» Data section

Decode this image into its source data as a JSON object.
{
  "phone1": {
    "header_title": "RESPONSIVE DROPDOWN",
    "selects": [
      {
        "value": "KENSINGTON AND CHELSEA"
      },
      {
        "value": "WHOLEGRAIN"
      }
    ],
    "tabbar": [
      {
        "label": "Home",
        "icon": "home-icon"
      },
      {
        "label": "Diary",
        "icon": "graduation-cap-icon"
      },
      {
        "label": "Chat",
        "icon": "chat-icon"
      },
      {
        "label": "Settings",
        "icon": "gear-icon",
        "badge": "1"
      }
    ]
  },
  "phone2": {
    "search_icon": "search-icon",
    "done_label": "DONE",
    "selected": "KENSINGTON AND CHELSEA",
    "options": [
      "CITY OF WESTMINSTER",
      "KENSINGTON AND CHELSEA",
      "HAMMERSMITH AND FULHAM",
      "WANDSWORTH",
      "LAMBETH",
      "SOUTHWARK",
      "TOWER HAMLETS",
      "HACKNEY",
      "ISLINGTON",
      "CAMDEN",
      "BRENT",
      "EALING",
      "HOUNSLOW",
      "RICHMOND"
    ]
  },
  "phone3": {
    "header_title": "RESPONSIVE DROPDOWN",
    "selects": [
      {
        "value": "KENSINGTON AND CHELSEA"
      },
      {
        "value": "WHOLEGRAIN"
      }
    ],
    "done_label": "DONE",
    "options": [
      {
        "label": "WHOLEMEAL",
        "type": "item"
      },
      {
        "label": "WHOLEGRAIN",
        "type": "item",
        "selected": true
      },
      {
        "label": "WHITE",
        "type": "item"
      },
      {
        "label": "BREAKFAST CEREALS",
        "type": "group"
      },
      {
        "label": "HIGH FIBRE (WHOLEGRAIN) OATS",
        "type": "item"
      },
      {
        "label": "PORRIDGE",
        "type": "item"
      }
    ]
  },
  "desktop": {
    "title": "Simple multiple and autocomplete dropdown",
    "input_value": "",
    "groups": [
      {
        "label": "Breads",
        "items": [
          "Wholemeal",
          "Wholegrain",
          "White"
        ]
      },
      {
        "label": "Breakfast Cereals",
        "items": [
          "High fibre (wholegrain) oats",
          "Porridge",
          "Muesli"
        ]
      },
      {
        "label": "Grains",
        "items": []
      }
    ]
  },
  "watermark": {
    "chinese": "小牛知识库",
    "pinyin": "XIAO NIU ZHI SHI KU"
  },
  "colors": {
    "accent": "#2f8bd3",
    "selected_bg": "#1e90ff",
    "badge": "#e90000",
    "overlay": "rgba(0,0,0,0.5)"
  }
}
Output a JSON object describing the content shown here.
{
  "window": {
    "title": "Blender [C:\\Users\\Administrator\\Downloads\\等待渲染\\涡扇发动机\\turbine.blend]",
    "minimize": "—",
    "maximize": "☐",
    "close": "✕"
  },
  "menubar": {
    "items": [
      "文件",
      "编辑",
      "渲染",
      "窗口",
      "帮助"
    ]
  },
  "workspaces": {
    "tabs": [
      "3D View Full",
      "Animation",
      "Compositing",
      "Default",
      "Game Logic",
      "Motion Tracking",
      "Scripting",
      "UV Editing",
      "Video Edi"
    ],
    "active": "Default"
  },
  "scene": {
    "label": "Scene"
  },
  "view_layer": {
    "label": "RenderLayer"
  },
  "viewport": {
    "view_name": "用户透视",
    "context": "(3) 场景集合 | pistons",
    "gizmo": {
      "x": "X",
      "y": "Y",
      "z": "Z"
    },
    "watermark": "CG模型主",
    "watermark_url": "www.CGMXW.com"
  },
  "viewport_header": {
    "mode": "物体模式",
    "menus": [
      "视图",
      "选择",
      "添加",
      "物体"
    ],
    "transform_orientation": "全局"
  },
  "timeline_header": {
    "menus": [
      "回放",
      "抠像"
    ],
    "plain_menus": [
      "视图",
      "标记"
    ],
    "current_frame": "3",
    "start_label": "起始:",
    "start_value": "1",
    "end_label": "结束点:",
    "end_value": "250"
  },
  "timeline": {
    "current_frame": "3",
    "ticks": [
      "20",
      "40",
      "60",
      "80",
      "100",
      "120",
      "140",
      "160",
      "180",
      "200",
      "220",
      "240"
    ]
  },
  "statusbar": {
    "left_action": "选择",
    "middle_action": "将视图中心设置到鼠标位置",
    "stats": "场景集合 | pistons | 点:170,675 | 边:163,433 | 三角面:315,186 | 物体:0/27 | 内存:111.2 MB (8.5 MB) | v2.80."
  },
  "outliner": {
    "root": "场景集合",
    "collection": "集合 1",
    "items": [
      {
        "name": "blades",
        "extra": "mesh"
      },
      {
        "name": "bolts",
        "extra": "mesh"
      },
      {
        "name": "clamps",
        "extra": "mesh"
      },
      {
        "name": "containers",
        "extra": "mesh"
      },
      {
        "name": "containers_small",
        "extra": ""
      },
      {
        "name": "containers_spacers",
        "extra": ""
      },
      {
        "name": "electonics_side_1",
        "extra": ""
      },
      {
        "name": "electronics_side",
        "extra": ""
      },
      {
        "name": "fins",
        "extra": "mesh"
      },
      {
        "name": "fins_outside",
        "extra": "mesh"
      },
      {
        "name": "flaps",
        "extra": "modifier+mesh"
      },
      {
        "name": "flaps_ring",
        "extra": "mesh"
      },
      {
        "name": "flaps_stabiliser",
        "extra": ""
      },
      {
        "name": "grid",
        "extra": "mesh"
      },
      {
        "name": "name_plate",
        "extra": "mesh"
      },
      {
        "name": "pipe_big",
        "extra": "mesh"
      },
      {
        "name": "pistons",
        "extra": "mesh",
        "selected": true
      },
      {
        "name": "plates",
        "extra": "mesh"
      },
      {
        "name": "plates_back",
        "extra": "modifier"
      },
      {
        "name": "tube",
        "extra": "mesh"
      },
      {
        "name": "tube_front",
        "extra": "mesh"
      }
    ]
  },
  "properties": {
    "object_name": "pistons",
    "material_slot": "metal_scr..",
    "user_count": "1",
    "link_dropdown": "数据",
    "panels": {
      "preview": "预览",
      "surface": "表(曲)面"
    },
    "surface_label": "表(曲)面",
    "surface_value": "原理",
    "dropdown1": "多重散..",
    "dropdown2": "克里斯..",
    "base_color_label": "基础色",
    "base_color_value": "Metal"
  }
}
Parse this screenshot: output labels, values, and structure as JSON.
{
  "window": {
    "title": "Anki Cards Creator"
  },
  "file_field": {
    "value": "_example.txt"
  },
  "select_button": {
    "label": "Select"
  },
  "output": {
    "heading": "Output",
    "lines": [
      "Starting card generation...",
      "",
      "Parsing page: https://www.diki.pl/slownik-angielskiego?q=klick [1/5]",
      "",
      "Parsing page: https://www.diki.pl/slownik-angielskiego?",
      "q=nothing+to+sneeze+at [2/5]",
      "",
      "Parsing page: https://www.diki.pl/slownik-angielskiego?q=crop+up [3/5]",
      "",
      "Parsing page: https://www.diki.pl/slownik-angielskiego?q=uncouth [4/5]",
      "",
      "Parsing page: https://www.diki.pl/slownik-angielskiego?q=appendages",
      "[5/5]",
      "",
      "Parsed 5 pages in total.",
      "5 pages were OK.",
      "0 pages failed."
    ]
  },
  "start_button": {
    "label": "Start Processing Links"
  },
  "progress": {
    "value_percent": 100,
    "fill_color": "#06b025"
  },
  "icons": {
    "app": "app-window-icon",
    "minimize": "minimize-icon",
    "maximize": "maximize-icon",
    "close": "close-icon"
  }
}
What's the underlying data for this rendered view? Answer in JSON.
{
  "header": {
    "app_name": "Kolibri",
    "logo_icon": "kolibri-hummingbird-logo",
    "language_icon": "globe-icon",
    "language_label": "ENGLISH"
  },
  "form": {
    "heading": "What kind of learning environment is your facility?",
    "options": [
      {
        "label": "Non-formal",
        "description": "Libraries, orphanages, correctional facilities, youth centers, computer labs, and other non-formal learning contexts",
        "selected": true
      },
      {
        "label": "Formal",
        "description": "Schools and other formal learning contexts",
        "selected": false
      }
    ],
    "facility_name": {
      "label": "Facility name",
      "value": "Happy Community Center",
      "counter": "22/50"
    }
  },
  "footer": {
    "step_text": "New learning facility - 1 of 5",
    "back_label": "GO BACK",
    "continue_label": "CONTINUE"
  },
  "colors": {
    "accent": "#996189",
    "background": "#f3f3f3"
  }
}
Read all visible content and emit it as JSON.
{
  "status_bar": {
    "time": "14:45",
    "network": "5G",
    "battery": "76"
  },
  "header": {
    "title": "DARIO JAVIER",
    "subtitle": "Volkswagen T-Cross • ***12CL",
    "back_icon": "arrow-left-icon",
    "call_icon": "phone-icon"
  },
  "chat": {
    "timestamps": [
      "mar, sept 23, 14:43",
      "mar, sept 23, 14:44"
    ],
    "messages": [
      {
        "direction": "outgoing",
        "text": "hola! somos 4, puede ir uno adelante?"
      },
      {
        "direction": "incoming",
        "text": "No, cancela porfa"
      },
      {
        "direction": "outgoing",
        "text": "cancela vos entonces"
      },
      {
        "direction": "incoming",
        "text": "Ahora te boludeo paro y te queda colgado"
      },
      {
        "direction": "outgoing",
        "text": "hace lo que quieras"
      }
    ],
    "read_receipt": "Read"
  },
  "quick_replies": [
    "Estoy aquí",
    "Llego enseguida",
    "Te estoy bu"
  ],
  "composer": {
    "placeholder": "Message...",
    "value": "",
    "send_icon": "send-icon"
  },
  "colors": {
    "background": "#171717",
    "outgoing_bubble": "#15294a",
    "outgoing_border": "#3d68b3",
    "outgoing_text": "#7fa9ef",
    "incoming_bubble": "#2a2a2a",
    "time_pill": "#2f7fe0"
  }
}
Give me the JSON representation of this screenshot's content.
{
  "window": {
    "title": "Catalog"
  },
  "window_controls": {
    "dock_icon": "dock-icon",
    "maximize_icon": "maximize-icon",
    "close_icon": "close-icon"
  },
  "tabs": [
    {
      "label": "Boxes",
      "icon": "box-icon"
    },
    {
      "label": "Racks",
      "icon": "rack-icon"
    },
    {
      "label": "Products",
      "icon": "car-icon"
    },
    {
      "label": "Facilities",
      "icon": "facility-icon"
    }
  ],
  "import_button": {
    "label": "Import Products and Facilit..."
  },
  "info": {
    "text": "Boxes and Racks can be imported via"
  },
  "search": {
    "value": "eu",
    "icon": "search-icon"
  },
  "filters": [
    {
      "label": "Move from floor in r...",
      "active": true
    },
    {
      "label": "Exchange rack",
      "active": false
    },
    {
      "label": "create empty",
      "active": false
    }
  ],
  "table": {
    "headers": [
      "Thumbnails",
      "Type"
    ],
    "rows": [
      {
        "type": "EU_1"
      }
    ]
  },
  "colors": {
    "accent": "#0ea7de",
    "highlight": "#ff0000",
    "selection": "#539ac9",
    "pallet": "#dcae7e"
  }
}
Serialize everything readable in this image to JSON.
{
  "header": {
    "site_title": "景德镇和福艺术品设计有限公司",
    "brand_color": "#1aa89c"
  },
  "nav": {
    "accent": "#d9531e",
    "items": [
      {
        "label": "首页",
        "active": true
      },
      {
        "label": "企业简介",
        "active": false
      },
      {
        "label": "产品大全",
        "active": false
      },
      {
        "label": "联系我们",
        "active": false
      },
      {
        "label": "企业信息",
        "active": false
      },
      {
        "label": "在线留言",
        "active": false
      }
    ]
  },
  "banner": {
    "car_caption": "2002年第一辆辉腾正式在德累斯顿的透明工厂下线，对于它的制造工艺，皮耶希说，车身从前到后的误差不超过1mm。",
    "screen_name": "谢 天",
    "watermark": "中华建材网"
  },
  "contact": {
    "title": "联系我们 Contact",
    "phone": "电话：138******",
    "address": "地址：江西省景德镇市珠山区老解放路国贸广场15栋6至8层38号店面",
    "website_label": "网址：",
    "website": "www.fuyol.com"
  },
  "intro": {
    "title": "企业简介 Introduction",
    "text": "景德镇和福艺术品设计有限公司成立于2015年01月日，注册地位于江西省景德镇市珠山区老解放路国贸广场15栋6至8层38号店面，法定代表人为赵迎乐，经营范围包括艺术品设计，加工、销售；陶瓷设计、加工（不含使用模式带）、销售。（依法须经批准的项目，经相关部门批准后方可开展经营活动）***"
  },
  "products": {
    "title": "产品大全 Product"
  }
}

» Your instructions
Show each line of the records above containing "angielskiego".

» Your response
      "Parsing page: https://www.diki.pl/slownik-angielskiego?q=klick [1/5]",
      "Parsing page: https://www.diki.pl/slownik-angielskiego?",
      "Parsing page: https://www.diki.pl/slownik-angielskiego?q=crop+up [3/5]",
      "Parsing page: https://www.diki.pl/slownik-angielskiego?q=uncouth [4/5]",
      "Parsing page: https://www.diki.pl/slownik-angielskiego?q=appendages",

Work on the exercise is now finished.